Jesus told his Jewish followers to be faithful to their own tradition. He did this by strongly distinguishing between essentials and non-essentials, and then pushed it even further. The only absolute essential is union with God. We see this creative tension throughout Matthew’s Gospel, but perhaps no place more clearly than in the Sermon on the Mount where Jesus says, “Think not that I have come to abolish the law and the prophets; I have come not to abolish them but to fulfill them” (Matthew 5:17). Then he goes on with six repetitions of the same phrase: “You have heard it said . . . but I say. . . .” I call this the “yes/and” approach: yes the law, and there is something more, which is “the real and deep purpose of that very law.” For both Jesus and Paul law is never an end in itself. (This is Paul’s primary point in both Romans and Galatians! How could we miss that?)
If you read to the end of the essay, you will get a real flavor of Richard Rohr, a compelling spiritual thinker and writer I have only come to know this year.*

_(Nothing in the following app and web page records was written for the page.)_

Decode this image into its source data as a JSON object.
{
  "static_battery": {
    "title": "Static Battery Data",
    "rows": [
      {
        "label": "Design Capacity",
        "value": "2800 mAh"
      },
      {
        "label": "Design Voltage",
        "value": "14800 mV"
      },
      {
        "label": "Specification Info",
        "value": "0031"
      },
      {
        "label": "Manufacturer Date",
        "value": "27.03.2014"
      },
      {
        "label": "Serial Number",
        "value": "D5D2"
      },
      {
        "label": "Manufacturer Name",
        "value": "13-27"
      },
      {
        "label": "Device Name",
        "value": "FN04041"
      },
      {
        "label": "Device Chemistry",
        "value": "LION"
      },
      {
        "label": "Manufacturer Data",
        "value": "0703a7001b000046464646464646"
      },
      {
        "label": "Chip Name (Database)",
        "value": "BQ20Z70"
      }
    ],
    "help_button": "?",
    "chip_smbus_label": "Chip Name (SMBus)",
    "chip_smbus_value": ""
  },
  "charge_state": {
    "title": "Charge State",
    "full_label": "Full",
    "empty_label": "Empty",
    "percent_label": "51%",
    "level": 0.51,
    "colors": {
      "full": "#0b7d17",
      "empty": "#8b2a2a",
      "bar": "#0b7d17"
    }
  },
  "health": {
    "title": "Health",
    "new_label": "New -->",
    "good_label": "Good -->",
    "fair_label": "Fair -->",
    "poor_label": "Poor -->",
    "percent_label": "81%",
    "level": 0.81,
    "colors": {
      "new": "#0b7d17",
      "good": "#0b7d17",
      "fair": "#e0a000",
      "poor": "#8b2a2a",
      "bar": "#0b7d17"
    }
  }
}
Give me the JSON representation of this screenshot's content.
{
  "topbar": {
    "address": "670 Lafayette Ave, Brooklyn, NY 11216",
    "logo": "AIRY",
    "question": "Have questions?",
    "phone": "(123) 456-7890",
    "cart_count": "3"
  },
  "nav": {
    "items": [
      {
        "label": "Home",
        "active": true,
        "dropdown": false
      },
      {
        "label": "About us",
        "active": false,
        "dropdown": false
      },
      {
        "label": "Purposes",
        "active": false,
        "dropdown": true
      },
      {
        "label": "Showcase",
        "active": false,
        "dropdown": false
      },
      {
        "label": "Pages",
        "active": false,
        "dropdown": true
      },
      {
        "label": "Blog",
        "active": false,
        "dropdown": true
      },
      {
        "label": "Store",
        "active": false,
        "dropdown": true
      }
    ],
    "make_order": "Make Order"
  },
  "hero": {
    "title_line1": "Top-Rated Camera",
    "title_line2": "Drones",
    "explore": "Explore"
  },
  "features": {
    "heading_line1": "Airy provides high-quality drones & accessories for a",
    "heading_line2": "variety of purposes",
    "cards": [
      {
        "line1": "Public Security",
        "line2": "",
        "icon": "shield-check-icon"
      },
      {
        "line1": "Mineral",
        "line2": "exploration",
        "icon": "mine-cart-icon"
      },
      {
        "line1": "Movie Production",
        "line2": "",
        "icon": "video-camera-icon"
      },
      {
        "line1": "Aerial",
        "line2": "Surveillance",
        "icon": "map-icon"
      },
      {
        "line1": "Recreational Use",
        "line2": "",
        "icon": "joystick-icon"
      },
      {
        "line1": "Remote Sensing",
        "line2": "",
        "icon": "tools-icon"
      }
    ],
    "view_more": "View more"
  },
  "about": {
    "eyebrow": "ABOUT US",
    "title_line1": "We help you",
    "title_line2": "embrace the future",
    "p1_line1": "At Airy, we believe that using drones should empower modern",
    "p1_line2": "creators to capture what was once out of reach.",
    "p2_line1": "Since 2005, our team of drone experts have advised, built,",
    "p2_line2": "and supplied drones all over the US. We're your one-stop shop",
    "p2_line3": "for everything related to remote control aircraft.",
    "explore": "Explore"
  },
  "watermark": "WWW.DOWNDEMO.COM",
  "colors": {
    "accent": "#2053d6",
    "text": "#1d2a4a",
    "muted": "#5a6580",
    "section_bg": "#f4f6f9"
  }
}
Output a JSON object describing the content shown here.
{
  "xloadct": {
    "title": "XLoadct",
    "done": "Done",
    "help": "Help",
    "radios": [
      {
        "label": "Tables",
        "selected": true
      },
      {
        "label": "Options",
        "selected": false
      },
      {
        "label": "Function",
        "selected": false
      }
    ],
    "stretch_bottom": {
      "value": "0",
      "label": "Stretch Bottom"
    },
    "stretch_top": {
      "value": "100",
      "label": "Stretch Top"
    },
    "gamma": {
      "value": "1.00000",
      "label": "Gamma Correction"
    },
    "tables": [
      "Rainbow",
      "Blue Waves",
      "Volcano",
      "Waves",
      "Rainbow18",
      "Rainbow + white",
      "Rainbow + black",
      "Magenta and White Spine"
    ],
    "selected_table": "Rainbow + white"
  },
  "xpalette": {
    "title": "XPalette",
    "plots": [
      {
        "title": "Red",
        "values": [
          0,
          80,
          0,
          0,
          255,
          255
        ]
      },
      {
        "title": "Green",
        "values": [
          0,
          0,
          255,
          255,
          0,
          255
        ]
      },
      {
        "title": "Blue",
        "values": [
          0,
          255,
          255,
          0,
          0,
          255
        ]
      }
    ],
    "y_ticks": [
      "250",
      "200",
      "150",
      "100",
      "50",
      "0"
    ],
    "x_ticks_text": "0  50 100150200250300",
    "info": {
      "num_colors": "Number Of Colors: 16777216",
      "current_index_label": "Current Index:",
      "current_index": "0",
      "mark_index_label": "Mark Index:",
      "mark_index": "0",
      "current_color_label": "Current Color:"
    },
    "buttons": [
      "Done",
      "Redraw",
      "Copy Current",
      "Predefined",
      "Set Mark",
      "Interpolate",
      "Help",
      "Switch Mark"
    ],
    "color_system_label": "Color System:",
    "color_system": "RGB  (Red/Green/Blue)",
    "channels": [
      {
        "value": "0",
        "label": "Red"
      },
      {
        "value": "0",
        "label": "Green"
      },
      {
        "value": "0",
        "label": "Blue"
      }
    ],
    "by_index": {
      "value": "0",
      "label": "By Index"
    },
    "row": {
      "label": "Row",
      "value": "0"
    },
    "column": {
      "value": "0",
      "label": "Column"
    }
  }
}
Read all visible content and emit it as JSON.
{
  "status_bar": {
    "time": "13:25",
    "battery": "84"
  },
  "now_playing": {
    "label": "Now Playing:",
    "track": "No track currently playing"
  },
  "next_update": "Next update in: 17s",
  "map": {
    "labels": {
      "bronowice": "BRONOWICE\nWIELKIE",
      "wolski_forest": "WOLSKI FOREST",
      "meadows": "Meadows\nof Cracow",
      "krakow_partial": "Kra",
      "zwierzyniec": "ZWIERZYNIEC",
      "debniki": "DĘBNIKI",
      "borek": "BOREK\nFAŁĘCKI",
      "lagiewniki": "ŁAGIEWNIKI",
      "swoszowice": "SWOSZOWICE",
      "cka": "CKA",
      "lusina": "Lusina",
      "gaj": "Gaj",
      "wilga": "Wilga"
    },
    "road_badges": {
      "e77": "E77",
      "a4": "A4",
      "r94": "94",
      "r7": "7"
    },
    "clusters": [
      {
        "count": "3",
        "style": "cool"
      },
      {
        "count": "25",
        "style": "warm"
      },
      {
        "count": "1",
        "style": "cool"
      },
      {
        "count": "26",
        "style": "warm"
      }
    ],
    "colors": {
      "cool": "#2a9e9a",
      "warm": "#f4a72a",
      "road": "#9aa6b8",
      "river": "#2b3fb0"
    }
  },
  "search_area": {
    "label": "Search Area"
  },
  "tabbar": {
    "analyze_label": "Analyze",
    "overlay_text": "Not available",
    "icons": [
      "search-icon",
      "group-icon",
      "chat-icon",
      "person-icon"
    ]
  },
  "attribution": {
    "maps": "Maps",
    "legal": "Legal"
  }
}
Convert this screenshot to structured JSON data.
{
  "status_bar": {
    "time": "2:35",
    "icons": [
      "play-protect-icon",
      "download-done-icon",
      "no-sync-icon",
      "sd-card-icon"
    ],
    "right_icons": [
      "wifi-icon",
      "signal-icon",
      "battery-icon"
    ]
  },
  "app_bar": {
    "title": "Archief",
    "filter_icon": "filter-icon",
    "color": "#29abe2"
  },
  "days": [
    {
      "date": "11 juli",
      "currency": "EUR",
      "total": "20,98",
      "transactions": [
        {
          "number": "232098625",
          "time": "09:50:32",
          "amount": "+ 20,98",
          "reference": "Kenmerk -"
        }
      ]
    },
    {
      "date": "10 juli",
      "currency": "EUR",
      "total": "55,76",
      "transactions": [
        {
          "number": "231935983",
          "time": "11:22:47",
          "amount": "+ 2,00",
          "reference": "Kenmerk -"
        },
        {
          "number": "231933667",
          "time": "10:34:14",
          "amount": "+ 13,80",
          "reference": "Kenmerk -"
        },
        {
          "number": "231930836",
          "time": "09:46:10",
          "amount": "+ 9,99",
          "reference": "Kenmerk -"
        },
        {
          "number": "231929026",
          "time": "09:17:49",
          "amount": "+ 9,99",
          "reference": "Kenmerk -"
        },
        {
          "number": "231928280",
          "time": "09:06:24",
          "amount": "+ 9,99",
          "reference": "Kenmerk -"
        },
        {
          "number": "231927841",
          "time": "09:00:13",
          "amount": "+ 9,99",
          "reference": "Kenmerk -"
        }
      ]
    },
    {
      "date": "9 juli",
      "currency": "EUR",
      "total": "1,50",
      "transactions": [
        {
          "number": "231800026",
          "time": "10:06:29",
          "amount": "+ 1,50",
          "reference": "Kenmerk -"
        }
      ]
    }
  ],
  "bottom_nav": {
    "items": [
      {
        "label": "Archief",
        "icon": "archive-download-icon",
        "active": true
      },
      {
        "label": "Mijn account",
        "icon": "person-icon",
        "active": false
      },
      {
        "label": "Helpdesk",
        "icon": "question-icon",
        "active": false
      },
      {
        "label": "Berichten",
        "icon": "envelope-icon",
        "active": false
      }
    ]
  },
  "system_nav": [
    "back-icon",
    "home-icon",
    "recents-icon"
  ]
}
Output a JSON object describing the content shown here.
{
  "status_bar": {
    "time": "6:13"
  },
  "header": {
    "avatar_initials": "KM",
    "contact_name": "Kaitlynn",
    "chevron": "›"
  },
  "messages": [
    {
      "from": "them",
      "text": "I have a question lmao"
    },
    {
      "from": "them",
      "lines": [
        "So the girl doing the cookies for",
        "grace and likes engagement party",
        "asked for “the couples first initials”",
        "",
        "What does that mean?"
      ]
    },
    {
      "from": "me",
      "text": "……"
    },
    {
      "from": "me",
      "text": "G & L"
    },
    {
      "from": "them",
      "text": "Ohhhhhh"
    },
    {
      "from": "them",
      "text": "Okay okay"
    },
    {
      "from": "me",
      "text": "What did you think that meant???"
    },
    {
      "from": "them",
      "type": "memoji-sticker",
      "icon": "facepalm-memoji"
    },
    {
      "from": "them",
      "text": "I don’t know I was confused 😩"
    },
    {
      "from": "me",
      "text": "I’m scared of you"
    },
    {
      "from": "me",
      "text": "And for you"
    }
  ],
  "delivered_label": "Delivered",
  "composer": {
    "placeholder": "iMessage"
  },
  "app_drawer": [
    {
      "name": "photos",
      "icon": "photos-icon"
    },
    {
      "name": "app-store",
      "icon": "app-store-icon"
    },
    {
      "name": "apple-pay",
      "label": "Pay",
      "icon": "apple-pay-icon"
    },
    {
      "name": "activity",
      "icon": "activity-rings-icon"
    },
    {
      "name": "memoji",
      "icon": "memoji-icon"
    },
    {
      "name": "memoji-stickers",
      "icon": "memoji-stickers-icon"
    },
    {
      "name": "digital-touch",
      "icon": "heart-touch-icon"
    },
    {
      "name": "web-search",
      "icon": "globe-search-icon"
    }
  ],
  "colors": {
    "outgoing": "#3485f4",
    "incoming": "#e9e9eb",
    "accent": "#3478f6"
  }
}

That’s what the Spirit teaches you to do, too: read the same scriptures, but now with a deeper understanding of their revolutionary direction—“that all may be one, you in me and I in you” (John 17:21). Today we are recognizing that that many Hindus, Buddhists, Jews, Sufis, and Native religions seem to live this divine unity much better than many who call themselves Christians. This embarrassing and obvious truth can only be denied by people afflicted with deliberate blindness.
In the introduction to the book of meditations, he continues this idea of being part of the past but always moving forward: the yes connects Rohr to “the entire force field of the Holy Spirit” while the and is his addition to that field, “that bit of the Great Truth of the Gospel to which we each have our own access.” Rohr believes others can also have an and when it comes to spiritual truths, and I think that gets him in trouble with the authorities now and then.
In her most recent book, Real Life, Salzberg suggests “yes, and” as a way into gratitude practice that might help us see it as more authentic, especially on those days when we aren’t feeling particularly grateful for anything. Forcing feelings we don’t have can be problematic. Salzberg offers adopting the “yes, and” approach from improv theater as a way to deal with the often ambivalent, contradictory places we find ourselves in life. In improv, “yes, and” means that the actor must accept the scenario as given and then move forward. You don’t have to agree, you don’t have to like it, but you must accept it and, only then, can you move on.
*Rohr founded the Center for Action and Contemplation in 1987. I recently subscribed to the daily meditations and was pleasantly surprised to see Rohr quoting extensively from Buddhist teacher angel Kyodo williams who I know through my meditation practice.